* **Task to complete**
Locate and copy each line in the data that contains the word "connection".

* **Data excerpts**
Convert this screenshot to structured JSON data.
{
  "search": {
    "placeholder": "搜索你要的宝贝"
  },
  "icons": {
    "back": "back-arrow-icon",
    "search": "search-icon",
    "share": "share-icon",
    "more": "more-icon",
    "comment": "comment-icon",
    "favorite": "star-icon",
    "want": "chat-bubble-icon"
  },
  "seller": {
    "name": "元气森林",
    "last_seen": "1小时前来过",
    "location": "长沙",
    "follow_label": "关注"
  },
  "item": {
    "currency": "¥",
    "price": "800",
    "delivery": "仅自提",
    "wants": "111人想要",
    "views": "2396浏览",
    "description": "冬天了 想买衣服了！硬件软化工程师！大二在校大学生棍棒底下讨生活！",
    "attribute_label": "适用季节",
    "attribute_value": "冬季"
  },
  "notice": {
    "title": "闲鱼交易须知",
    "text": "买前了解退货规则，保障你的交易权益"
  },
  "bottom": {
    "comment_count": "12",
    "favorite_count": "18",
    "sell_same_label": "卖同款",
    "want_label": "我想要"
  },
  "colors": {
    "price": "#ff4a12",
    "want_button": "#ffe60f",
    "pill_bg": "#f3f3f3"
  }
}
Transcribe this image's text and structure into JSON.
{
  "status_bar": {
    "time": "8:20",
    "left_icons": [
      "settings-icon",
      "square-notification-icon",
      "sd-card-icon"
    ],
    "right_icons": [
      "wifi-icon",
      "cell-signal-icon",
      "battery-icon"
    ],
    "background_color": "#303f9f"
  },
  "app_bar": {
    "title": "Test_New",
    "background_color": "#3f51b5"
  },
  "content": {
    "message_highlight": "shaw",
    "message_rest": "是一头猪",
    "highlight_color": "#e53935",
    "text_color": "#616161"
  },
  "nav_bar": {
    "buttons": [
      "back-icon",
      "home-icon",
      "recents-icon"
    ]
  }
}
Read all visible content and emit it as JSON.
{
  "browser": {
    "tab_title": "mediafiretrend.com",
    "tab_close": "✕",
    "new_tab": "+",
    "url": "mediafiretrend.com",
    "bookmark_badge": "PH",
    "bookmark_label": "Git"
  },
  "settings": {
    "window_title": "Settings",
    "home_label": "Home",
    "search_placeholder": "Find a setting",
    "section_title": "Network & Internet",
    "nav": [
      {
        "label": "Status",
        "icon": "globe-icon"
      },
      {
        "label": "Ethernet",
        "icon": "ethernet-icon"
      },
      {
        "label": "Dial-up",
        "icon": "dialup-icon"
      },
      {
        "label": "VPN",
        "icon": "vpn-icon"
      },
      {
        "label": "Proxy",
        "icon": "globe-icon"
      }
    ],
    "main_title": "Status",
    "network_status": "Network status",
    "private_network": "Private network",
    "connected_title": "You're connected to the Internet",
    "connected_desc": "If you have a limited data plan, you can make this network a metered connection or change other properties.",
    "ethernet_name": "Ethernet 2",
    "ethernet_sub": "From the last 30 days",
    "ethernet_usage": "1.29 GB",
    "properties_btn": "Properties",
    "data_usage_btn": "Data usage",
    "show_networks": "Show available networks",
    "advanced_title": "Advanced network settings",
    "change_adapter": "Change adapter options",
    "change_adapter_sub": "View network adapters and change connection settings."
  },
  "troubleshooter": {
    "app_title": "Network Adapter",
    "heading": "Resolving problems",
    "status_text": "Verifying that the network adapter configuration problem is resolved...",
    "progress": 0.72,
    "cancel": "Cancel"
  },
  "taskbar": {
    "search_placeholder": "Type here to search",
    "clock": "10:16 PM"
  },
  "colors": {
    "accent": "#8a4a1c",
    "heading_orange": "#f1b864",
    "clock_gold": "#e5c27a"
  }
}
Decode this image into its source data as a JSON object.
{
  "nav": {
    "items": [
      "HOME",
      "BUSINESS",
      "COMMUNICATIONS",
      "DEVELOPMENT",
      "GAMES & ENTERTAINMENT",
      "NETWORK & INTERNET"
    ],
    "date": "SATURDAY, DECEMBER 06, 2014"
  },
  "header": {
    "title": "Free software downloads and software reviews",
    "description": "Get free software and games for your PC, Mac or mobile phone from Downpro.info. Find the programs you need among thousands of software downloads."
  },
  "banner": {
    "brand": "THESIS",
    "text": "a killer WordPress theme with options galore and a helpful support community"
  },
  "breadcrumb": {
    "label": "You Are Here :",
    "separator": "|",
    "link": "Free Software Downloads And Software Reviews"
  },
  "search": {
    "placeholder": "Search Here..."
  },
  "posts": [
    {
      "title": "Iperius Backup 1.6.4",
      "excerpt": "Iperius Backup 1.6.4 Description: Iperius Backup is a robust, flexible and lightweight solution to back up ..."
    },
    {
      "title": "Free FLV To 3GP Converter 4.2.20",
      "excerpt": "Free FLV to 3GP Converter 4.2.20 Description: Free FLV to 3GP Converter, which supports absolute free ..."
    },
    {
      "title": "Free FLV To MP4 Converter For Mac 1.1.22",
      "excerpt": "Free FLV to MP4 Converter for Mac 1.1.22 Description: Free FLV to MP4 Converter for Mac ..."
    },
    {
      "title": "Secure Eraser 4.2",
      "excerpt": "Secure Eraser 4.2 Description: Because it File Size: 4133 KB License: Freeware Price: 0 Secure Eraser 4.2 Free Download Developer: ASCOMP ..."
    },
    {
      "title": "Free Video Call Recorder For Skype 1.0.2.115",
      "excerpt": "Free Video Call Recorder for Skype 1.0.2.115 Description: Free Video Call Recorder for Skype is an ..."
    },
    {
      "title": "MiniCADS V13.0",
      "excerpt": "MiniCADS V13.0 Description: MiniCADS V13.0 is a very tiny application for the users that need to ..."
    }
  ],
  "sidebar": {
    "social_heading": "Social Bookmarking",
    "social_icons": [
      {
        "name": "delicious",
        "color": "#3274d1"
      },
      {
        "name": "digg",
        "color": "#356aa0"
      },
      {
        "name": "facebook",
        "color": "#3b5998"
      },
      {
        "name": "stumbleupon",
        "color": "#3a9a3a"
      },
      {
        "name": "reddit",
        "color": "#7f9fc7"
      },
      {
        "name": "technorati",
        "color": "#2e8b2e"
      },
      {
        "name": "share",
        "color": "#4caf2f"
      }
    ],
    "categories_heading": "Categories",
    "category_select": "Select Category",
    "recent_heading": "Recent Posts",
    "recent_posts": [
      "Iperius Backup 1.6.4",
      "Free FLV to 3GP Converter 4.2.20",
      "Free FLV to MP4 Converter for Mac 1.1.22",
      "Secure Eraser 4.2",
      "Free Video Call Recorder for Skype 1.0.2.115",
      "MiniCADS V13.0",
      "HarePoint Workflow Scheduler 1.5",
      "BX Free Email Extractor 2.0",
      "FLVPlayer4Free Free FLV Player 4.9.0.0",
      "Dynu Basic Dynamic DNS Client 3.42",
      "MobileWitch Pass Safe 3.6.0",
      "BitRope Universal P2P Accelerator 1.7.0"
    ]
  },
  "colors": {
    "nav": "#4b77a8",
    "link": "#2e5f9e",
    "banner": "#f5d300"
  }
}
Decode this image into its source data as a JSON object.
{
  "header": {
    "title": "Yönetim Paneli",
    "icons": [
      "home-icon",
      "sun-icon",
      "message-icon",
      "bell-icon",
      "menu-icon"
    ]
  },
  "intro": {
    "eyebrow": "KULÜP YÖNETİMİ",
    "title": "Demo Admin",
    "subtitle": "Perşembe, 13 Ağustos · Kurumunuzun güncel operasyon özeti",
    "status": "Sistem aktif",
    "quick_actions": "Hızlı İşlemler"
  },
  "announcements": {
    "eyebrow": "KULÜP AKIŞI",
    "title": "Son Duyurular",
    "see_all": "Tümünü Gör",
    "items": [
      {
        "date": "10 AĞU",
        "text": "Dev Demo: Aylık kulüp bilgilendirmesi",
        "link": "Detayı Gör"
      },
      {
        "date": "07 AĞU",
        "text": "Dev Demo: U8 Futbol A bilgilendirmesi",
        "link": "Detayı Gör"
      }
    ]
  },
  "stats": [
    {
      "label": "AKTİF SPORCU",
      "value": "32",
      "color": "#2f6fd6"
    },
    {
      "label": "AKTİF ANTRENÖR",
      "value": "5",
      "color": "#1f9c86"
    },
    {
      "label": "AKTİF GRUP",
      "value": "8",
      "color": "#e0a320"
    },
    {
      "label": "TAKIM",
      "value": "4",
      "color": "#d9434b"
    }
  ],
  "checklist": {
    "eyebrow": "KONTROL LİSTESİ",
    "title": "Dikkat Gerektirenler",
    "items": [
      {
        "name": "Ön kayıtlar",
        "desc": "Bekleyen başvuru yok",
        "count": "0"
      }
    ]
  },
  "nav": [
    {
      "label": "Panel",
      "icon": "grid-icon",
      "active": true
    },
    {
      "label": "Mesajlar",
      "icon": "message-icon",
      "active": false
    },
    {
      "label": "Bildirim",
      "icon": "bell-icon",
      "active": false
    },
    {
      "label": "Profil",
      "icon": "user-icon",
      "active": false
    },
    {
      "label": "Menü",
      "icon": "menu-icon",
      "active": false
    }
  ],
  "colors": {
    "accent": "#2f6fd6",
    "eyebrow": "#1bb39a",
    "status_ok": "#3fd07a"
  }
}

* **Output of the task**
    "connected_desc": "If you have a limited data plan, you can make this network a metered connection or change other properties.",
    "change_adapter_sub": "View network adapters and change connection settings."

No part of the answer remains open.